|Cooperative Classification||H01L51/5243, H01L51/5246|
|May 8, 2001||AS||Assignment|
Owner name: EASTMAN KODAK COMPANY, NEW YORK
Free format text: ASSIGNMENT OF ASSIGNORS INTEREST;ASSIGNORS:GHOSH, SYAMAL K.;HE, FUGUI;MOORE, HAROLD;REEL/FRAME:011800/0117;SIGNING DATES FROM 20010504 TO 20010507
|Aug 20, 2007||FPAY||Fee payment|
Year of fee payment: 4
|Feb 26, 2010||AS||Assignment|
Owner name: GLOBAL OLED TECHNOLOGY LLC,DELAWARE
Free format text: ASSIGNMENT OF ASSIGNORS INTEREST;ASSIGNOR:EASTMAN KODAK COMPANY;REEL/FRAME:023998/0368
Effective date: 20100122
Owner name: GLOBAL OLED TECHNOLOGY LLC, DELAWARE
Free format text: ASSIGNMENT OF ASSIGNORS INTEREST;ASSIGNOR:EASTMAN KODAK COMPANY;REEL/FRAME:023998/0368
Effective date: 20100122
|Aug 18, 2011||FPAY||Fee payment|
Year of fee payment: 8

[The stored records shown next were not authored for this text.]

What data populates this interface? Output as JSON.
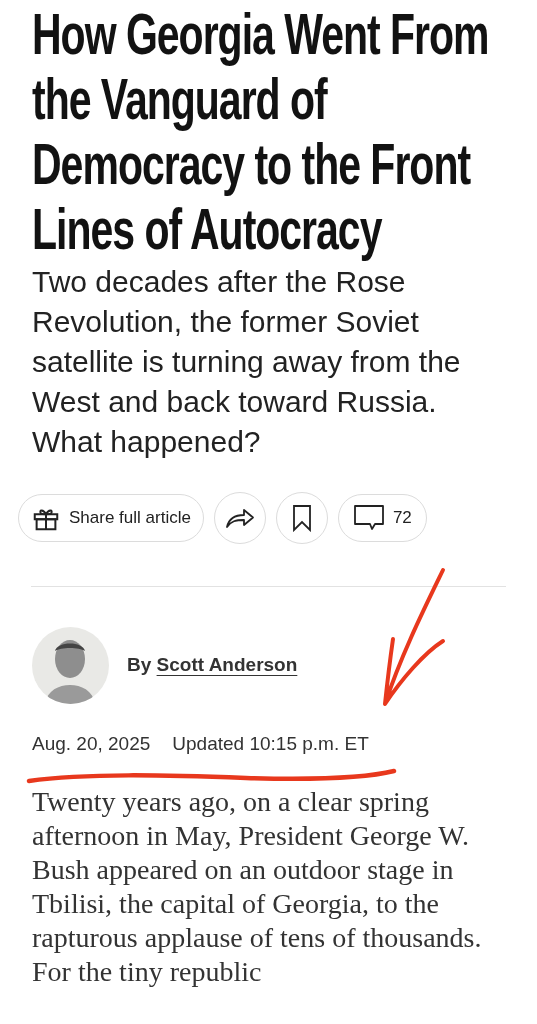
{
  "headline": "How Georgia Went From the Vanguard of Democracy to the Front Lines of Autocracy",
  "summary": "Two decades after the Rose Revolution, the former Soviet satellite is turning away from the West and back toward Russia. What happened?",
  "actions": {
    "share_label": "Share full article",
    "comment_count": "72"
  },
  "byline": {
    "prefix": "By",
    "author": "Scott Anderson"
  },
  "dateline": {
    "date": "Aug. 20, 2025",
    "updated": "Updated 10:15 p.m. ET"
  },
  "body": "Twenty years ago, on a clear spring afternoon in May, President George W. Bush appeared on an outdoor stage in Tbilisi, the capital of Georgia, to the rapturous applause of tens of thousands. For the tiny republic"
}
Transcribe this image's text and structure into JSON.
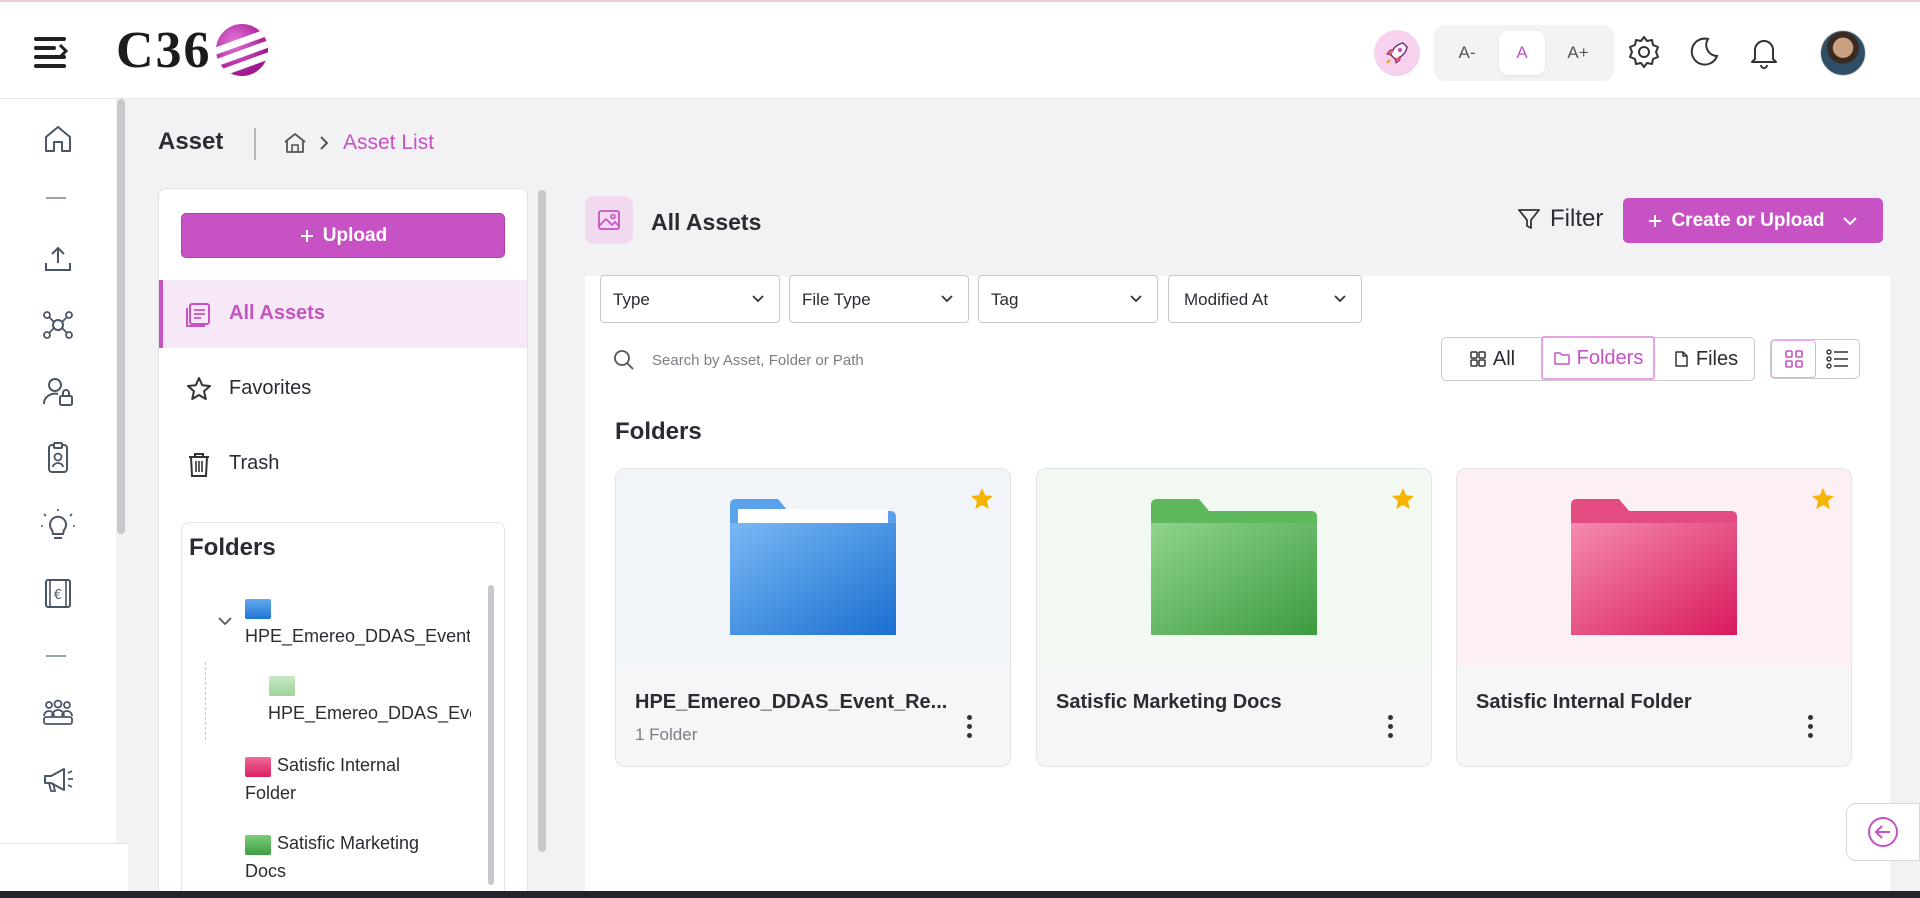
{
  "brand": {
    "logo_text": "C36"
  },
  "topbar": {
    "font_small": "A-",
    "font_normal": "A",
    "font_large": "A+",
    "icons": [
      "menu-icon",
      "rocket-icon",
      "gear-icon",
      "moon-icon",
      "bell-icon",
      "avatar"
    ]
  },
  "rail": {
    "icons": [
      "home-icon",
      "upload-icon",
      "network-icon",
      "user-lock-icon",
      "badge-icon",
      "bulb-icon",
      "currency-icon",
      "team-icon",
      "megaphone-icon"
    ]
  },
  "header": {
    "title": "Asset",
    "breadcrumb_current": "Asset List"
  },
  "left_panel": {
    "upload_label": "Upload",
    "nav": [
      {
        "label": "All Assets",
        "icon": "assets-icon",
        "active": true
      },
      {
        "label": "Favorites",
        "icon": "star-icon",
        "active": false
      },
      {
        "label": "Trash",
        "icon": "trash-icon",
        "active": false
      }
    ],
    "folders_title": "Folders",
    "tree": [
      {
        "label": "HPE_Emereo_DDAS_Event_",
        "color": "blue",
        "expanded": true
      },
      {
        "label": "HPE_Emereo_DDAS_Eve",
        "color": "lightgreen",
        "child": true
      },
      {
        "label_line1": "Satisfic Internal",
        "label_line2": "Folder",
        "color": "pink"
      },
      {
        "label_line1": "Satisfic Marketing",
        "label_line2": "Docs",
        "color": "green"
      }
    ]
  },
  "main": {
    "title": "All Assets",
    "filter_label": "Filter",
    "create_label": "Create or Upload",
    "dropdowns": [
      "Type",
      "File Type",
      "Tag",
      "Modified At"
    ],
    "search_placeholder": "Search by Asset, Folder or Path",
    "segments": {
      "all": "All",
      "folders": "Folders",
      "files": "Files",
      "active": "Folders"
    },
    "view_mode": "grid",
    "section_title": "Folders",
    "cards": [
      {
        "name": "HPE_Emereo_DDAS_Event_Re...",
        "sub": "1 Folder",
        "color": "blue",
        "starred": true
      },
      {
        "name": "Satisfic Marketing Docs",
        "sub": "",
        "color": "green",
        "starred": true
      },
      {
        "name": "Satisfic Internal Folder",
        "sub": "",
        "color": "pink",
        "starred": true
      }
    ]
  },
  "colors": {
    "accent": "#c652c4",
    "folder_blue": "#2f86dd",
    "folder_green": "#4caf50",
    "folder_pink": "#e0306e",
    "star": "#f5b400"
  }
}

|Sep 2, 2015||FPAY||Fee payment|
Year of fee payment: 12